Central Texas school districts could lose $86 million next year if lawmakers pass a contentious bill that would divert state money to private schools, according to an analysis by the liberal think tank Center for Public Policy Priorities.
The biggest blow would be to the Austin school district, which could lose $26 million if Senate Bill 3 passes, according to the group.
Statewide, districts could lose a cumulative $2 billion.
“If the calculations of SB 3 are accurate and Eanes ISD would lose $2.4 million in revenue, the disruption to our programs and effect on our class sizes would be significant,” said Tom Leonard, superintendent of the Eanes school district. “The result would most likely result in staff reductions that would cause class sizes to increase, as well as diminishing our ability to provide raises or benefit increases for remaining staff.”
SB 3, filed by state Sen. Larry Taylor, R-Friendswood, would create a system of so-called education savings accounts, using state money, and tax credit scholarships, which opponents have compared to private school voucher systems.
Students leaving public school could use the savings accounts to pay for a variety of education services, including tuition for private schools, online courses and educational therapies.
For those students who leave public school, SB 3 would redirect the per-student state money the school district receives to the savings accounts.
Low-income students could also qualify for tax credit scholarships to use toward private school tuition; businesses that donate to the scholarship fund would receive a tax credit from the state.
The public will have an opportunity to give input on the bill during a Senate Education Committee hearing Thursday.
A blow to districts?

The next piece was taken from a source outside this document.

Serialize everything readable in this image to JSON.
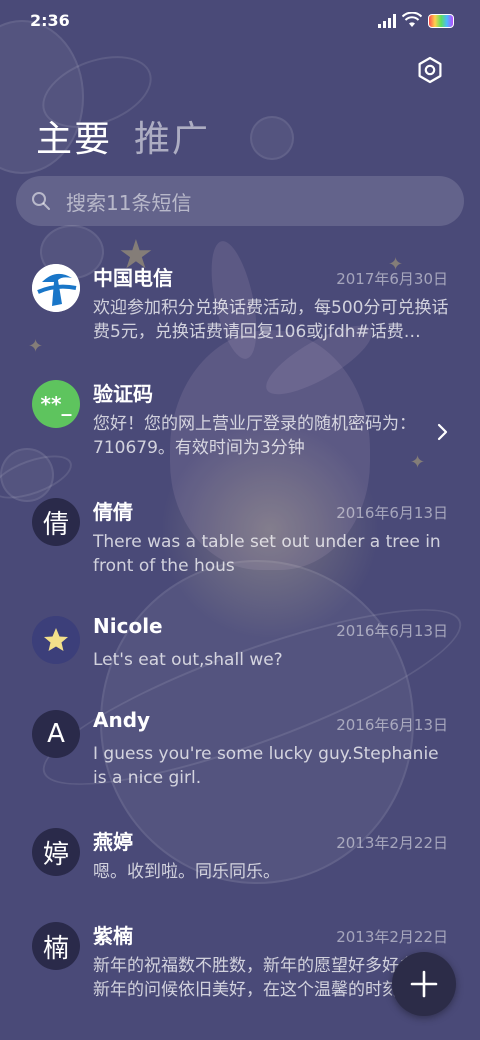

Opponents of SB 3 argue that not only will money be stripped from school districts — which have had to shoulder more of the state’s school funding burden each year — but private school vouchers won’t improve the education of poor and minority students, in large part because private schools tend to be concentrated in wealthier neighborhoods in urban areas. Even with money from the state, poorer families won’t be able to afford the high cost of private school tuition, opponents say.
SB 3 has become a priority for Gov. Greg Abbott and Lt. Gov. Dan Patrick, who presides over the Senate. They have said it would expand options for parents whose children are stuck in public schools that don’t meet their needs. But neither House Speaker Joe Straus, R-San Antonio, nor House Education Committee chairman Dan Huberty, R-Houston, has said he would support a system of private school vouchers.
“It’s part of a broader campaign to privatize core government function,” said Ann Beeson, executive director of the Austin-based Center for Public Policy Priorities and author of the report.
SB 3’s hit to districts’ pocketbooks was calculated by assuming that 5 percent of students would leave to choose some of the options available under SB 3 in the first year of implementation. Beeson said that the percentage was based on how private school vouchers affected public schools in other states.
SB 3 would lessen the blow by allowing public schools to keep some of the money they would lose when a student leaves and opts for an education savings account. But Beeson said that school districts have fixed costs, such as teachers’ salaries and maintenance of buildings, and having fewer students won’t save them much money.
Randan Steinhauser, policy adviser for Texans for Education Opportunity, which helped craft the bill, said that the system will save the state money and that the concerns of public schools are overblown. She said that even if students transfer out, districts would still receive money to cover fixed costs.
A report from EdChoice, an Indianapolis-based school organization that advocates school choice, showed that 10 voucher systems saved states $1.7 billion between 1990 and 2011. The savings were realized by tapping into private school resources and creating competition in the education market space, the report concluded.
“Across the country we have seen in the first few years of a school choice program a 1 percent enrollment, and that is even an extreme case,” Steinhauser said. “For every one student that may potentially participate in a school choice program, we’re getting two new students into the system every single year, simply based on population growth in the state. So I think this is actually one way to take pressure off of our neighborhood schools based on that population growth.”
The Austin school district has lost a few thousand students over the past four years and is expected to lose another 170 in 2017-18. The declines have come as enrollments in neighboring school districts and local charter schools have seen steady increases.
The student losses cost the school district millions in state funding. And because the state’s complex school finance system is tied in part to the attendance of students, having fewer students means the district must give more in recapture payments, required from property-wealthy districts to subsidize property-poor districts.
More than half a billion dollars of the district’s $1.3 billion budget next school year is expected to go to the state in a recapture payment. That would leave the district $757.8 million for operating expenses.
Officials said they can’t see how losing students would save the district money.
“Administratively, the district has to pay employees and vendors, staff all schools, provide technology, offer a range of services from payroll to communications and community engagement, ensure accountability by reporting data and test scores to the TEA and provide a rigorous curriculum,” said David Edgar, executive director of finance. “If the district were to lose 5 percent of students, which is approximately 4,150 students, many of the fixed costs remain.”